TACLOBAN, Philippines - Philippine survivors of one of the strongest typhoons ever to hit land on Tuesday defiantly prepared to celebrate Christmas in the ruins of their communities.
Hogs were being roasted, Christmas trees adorned streets, last-minute shoppers filled downtown and heavily damaged churches overflowed with parishioners on the eve of the country's most joyous holiday.
"Nothing can stop us from welcoming Christmas even though we have lost our home," 63-year-old butcher's wife Ellen Miano told AFP from a tiny shanty rising from a field of debris in the central city of Tacloban.
Haiyan's ferocious 315 kilometres (195 miles) an hour winds flattened the gritty neighbourhood on Tacloban's coast, called Magallanes, then swept up everything else with giant waves in a day of terror on November 8.
Tacloban and nearby districts accounted for more than 5,000 of the 6,000-plus confirmed deaths, with nearly 2,000 others missing, making it the country's deadliest storm and one of its worst natural disasters.
Miano, who lives with her husband and four young nephews and nieces in the 2x3-metre (6x10-feet) hovel put together from salvaged wood and sheet metal, said the family would eat a traditional Christmas dinner at midnight, with fried noodles and sliced bread given to them by a relief agency.
Their 20-year-old neighbour Ronfrey Magdua built a giant, 4-metre-tall star-shaped lantern using salvaged wood and wrapped in the Philippine flag's motif of red, white and blue, and put it up in the yard of a family that perished in the disaster.
"I made this in honour of the dead," the jobless young man told AFP, saying he spent about 2,000 pesos (S57) of his own savings on the project.
"I made many of my neighbours happy.
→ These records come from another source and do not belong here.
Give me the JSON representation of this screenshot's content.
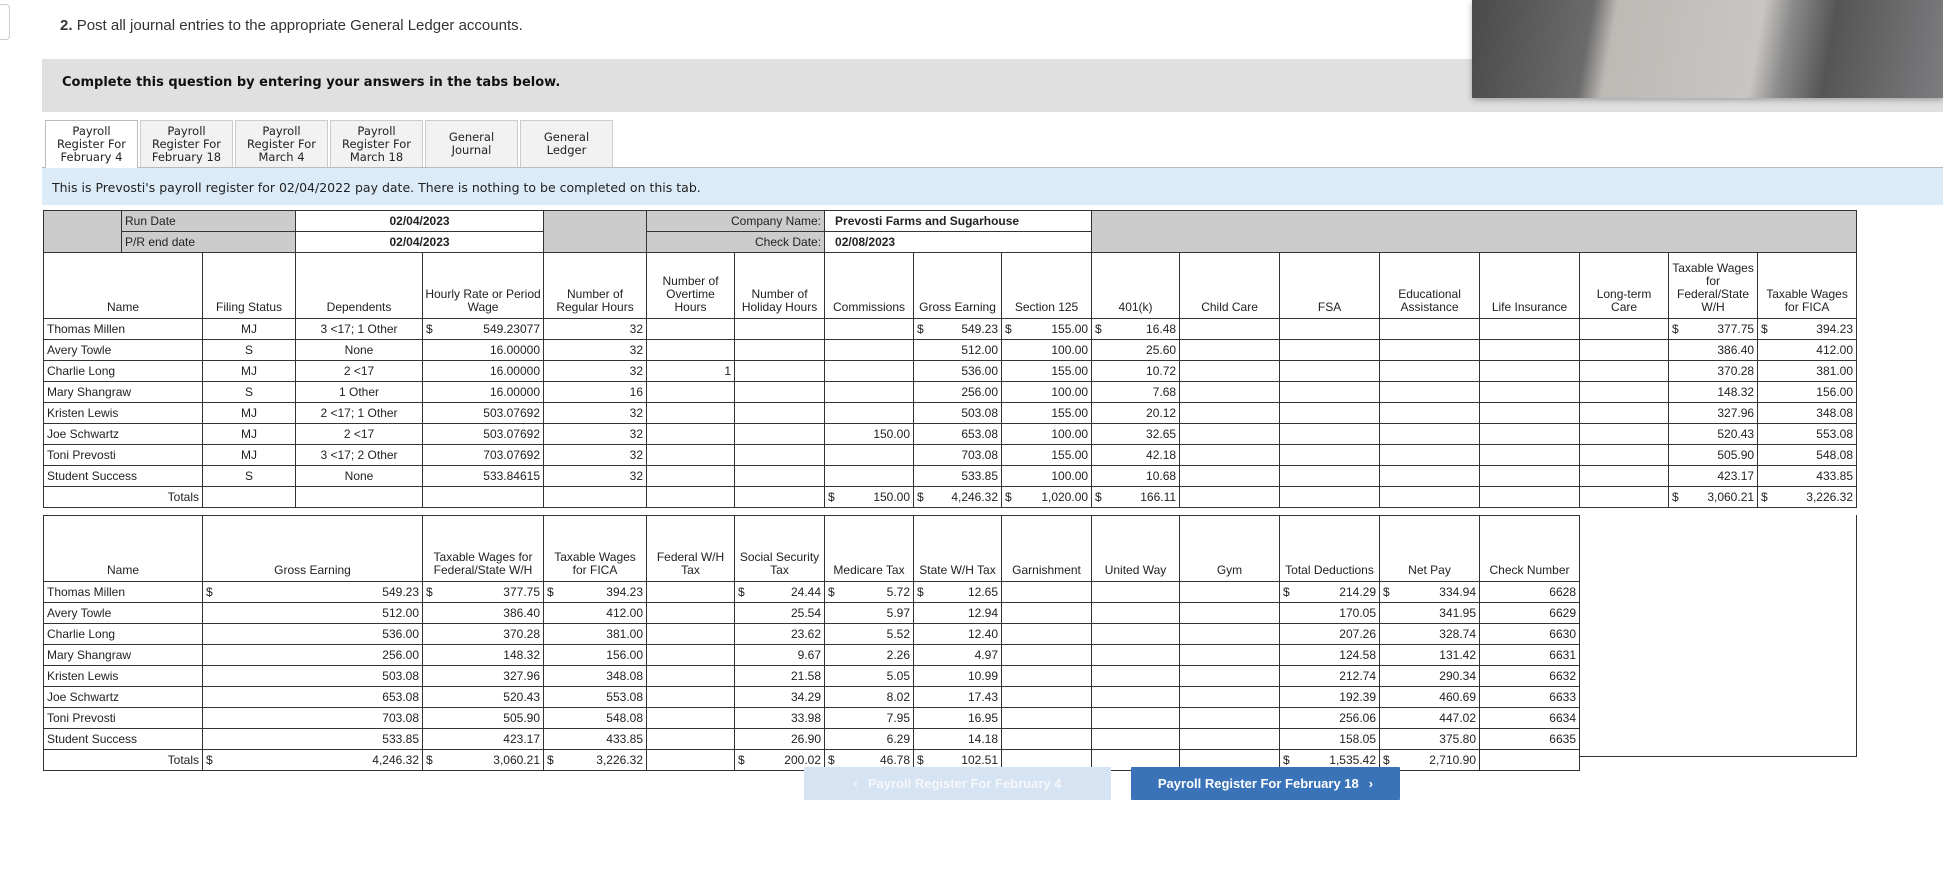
{
  "question": {
    "number": "2.",
    "text": "Post all journal entries to the appropriate General Ledger accounts."
  },
  "banner": "Complete this question by entering your answers in the tabs below.",
  "tabs": [
    {
      "label": "Payroll Register For February 4",
      "active": true
    },
    {
      "label": "Payroll Register For February 18"
    },
    {
      "label": "Payroll Register For March 4"
    },
    {
      "label": "Payroll Register For March 18"
    },
    {
      "label": "General Journal"
    },
    {
      "label": "General Ledger"
    }
  ],
  "info": "This is Prevosti's payroll register for 02/04/2022 pay date. There is nothing to be completed on this tab.",
  "meta": {
    "run_date_label": "Run Date",
    "run_date": "02/04/2023",
    "pr_end_label": "P/R end date",
    "pr_end": "02/04/2023",
    "company_label": "Company Name:",
    "company": "Prevosti Farms and Sugarhouse",
    "check_date_label": "Check Date:",
    "check_date": "02/08/2023"
  },
  "currency_symbol": "$",
  "top": {
    "headers": [
      "Name",
      "Filing Status",
      "Dependents",
      "Hourly Rate or Period Wage",
      "Number of Regular Hours",
      "Number of Overtime Hours",
      "Number of Holiday Hours",
      "Commissions",
      "Gross Earning",
      "Section 125",
      "401(k)",
      "Child Care",
      "FSA",
      "Educational Assistance",
      "Life Insurance",
      "Long-term Care",
      "Taxable Wages for Federal/State W/H",
      "Taxable Wages for FICA"
    ],
    "rows": [
      [
        "Thomas Millen",
        "MJ",
        "3 <17; 1 Other",
        "549.23077",
        "32",
        "",
        "",
        "",
        "549.23",
        "155.00",
        "16.48",
        "",
        "",
        "",
        "",
        "",
        "377.75",
        "394.23"
      ],
      [
        "Avery Towle",
        "S",
        "None",
        "16.00000",
        "32",
        "",
        "",
        "",
        "512.00",
        "100.00",
        "25.60",
        "",
        "",
        "",
        "",
        "",
        "386.40",
        "412.00"
      ],
      [
        "Charlie Long",
        "MJ",
        "2 <17",
        "16.00000",
        "32",
        "1",
        "",
        "",
        "536.00",
        "155.00",
        "10.72",
        "",
        "",
        "",
        "",
        "",
        "370.28",
        "381.00"
      ],
      [
        "Mary Shangraw",
        "S",
        "1 Other",
        "16.00000",
        "16",
        "",
        "",
        "",
        "256.00",
        "100.00",
        "7.68",
        "",
        "",
        "",
        "",
        "",
        "148.32",
        "156.00"
      ],
      [
        "Kristen Lewis",
        "MJ",
        "2 <17; 1 Other",
        "503.07692",
        "32",
        "",
        "",
        "",
        "503.08",
        "155.00",
        "20.12",
        "",
        "",
        "",
        "",
        "",
        "327.96",
        "348.08"
      ],
      [
        "Joe Schwartz",
        "MJ",
        "2 <17",
        "503.07692",
        "32",
        "",
        "",
        "150.00",
        "653.08",
        "100.00",
        "32.65",
        "",
        "",
        "",
        "",
        "",
        "520.43",
        "553.08"
      ],
      [
        "Toni Prevosti",
        "MJ",
        "3 <17; 2 Other",
        "703.07692",
        "32",
        "",
        "",
        "",
        "703.08",
        "155.00",
        "42.18",
        "",
        "",
        "",
        "",
        "",
        "505.90",
        "548.08"
      ],
      [
        "Student Success",
        "S",
        "None",
        "533.84615",
        "32",
        "",
        "",
        "",
        "533.85",
        "100.00",
        "10.68",
        "",
        "",
        "",
        "",
        "",
        "423.17",
        "433.85"
      ]
    ],
    "totals_label": "Totals",
    "totals": [
      "",
      "",
      "",
      "",
      "",
      "",
      "",
      "150.00",
      "4,246.32",
      "1,020.00",
      "166.11",
      "",
      "",
      "",
      "",
      "",
      "3,060.21",
      "3,226.32"
    ]
  },
  "bottom": {
    "headers": [
      "Name",
      "Gross Earning",
      "Taxable Wages for Federal/State W/H",
      "Taxable Wages for FICA",
      "Federal W/H Tax",
      "Social Security Tax",
      "Medicare Tax",
      "State W/H Tax",
      "Garnishment",
      "United Way",
      "Gym",
      "Total Deductions",
      "Net Pay",
      "Check Number"
    ],
    "rows": [
      [
        "Thomas Millen",
        "549.23",
        "377.75",
        "394.23",
        "",
        "24.44",
        "5.72",
        "12.65",
        "",
        "",
        "",
        "214.29",
        "334.94",
        "6628"
      ],
      [
        "Avery Towle",
        "512.00",
        "386.40",
        "412.00",
        "",
        "25.54",
        "5.97",
        "12.94",
        "",
        "",
        "",
        "170.05",
        "341.95",
        "6629"
      ],
      [
        "Charlie Long",
        "536.00",
        "370.28",
        "381.00",
        "",
        "23.62",
        "5.52",
        "12.40",
        "",
        "",
        "",
        "207.26",
        "328.74",
        "6630"
      ],
      [
        "Mary Shangraw",
        "256.00",
        "148.32",
        "156.00",
        "",
        "9.67",
        "2.26",
        "4.97",
        "",
        "",
        "",
        "124.58",
        "131.42",
        "6631"
      ],
      [
        "Kristen Lewis",
        "503.08",
        "327.96",
        "348.08",
        "",
        "21.58",
        "5.05",
        "10.99",
        "",
        "",
        "",
        "212.74",
        "290.34",
        "6632"
      ],
      [
        "Joe Schwartz",
        "653.08",
        "520.43",
        "553.08",
        "",
        "34.29",
        "8.02",
        "17.43",
        "",
        "",
        "",
        "192.39",
        "460.69",
        "6633"
      ],
      [
        "Toni Prevosti",
        "703.08",
        "505.90",
        "548.08",
        "",
        "33.98",
        "7.95",
        "16.95",
        "",
        "",
        "",
        "256.06",
        "447.02",
        "6634"
      ],
      [
        "Student Success",
        "533.85",
        "423.17",
        "433.85",
        "",
        "26.90",
        "6.29",
        "14.18",
        "",
        "",
        "",
        "158.05",
        "375.80",
        "6635"
      ]
    ],
    "totals_label": "Totals",
    "totals": [
      "",
      "4,246.32",
      "3,060.21",
      "3,226.32",
      "",
      "200.02",
      "46.78",
      "102.51",
      "",
      "",
      "",
      "1,535.42",
      "2,710.90",
      ""
    ]
  },
  "nav": {
    "prev": "Payroll Register For February 4",
    "next": "Payroll Register For February 18",
    "prev_enabled": false
  }
}
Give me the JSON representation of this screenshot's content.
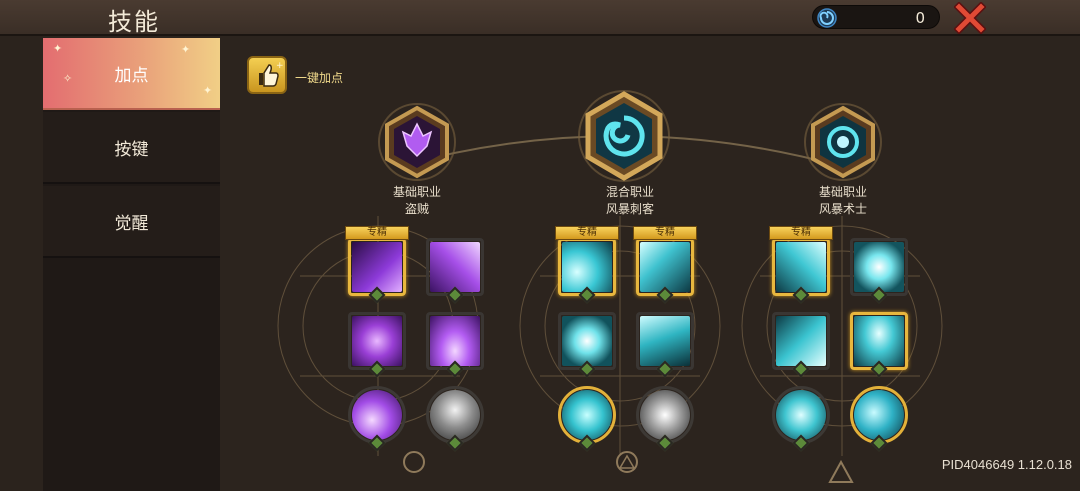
{
  "header": {
    "title": "技能",
    "currency_value": "0",
    "currency_icon": "swirl-gem-icon",
    "close_icon": "close-x-icon"
  },
  "sidebar": {
    "tabs": [
      {
        "label": "加点",
        "active": true
      },
      {
        "label": "按键",
        "active": false
      },
      {
        "label": "觉醒",
        "active": false
      }
    ]
  },
  "main": {
    "auto_allocate_label": "一键加点",
    "auto_allocate_icon": "thumbs-up-icon",
    "specialty_badge": "专精",
    "classes": [
      {
        "line1": "基础职业",
        "line2": "盗贼",
        "icon": "purple-flame-crest-icon"
      },
      {
        "line1": "混合职业",
        "line2": "风暴刺客",
        "icon": "storm-vortex-icon"
      },
      {
        "line1": "基础职业",
        "line2": "风暴术士",
        "icon": "storm-orb-icon"
      }
    ],
    "pid": "PID4046649 1.12.0.18"
  },
  "colors": {
    "accent_gold": "#e8b73e",
    "tab_active": "#e9a07a",
    "rogue_purple": "#9a3fd6",
    "storm_cyan": "#39c7d4"
  }
}
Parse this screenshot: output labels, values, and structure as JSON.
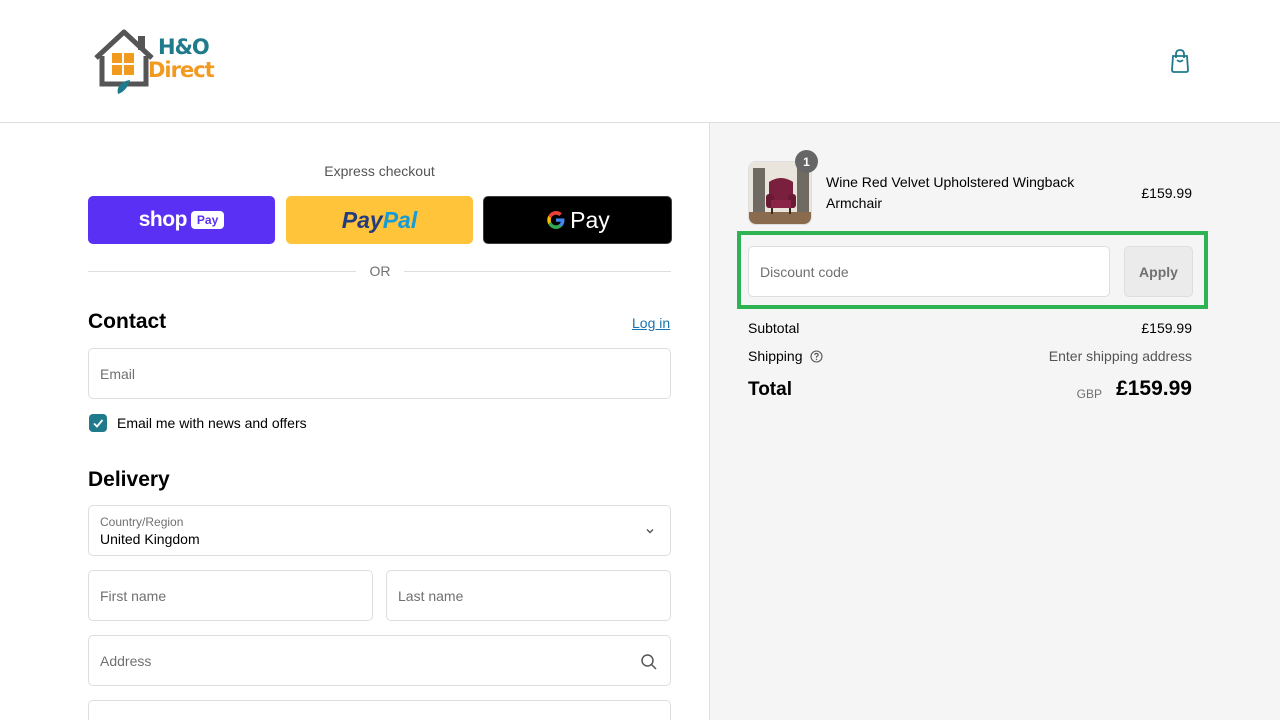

Some of them told me it relieves some of their stress," said Magdua, who lost a dozen distant relatives to the storm surge.
Some of the survivors have received small amounts of cash from the United Nations, the Philippine government and other aid organisations taking part in a scheme designed to revive the economy of devastated communities.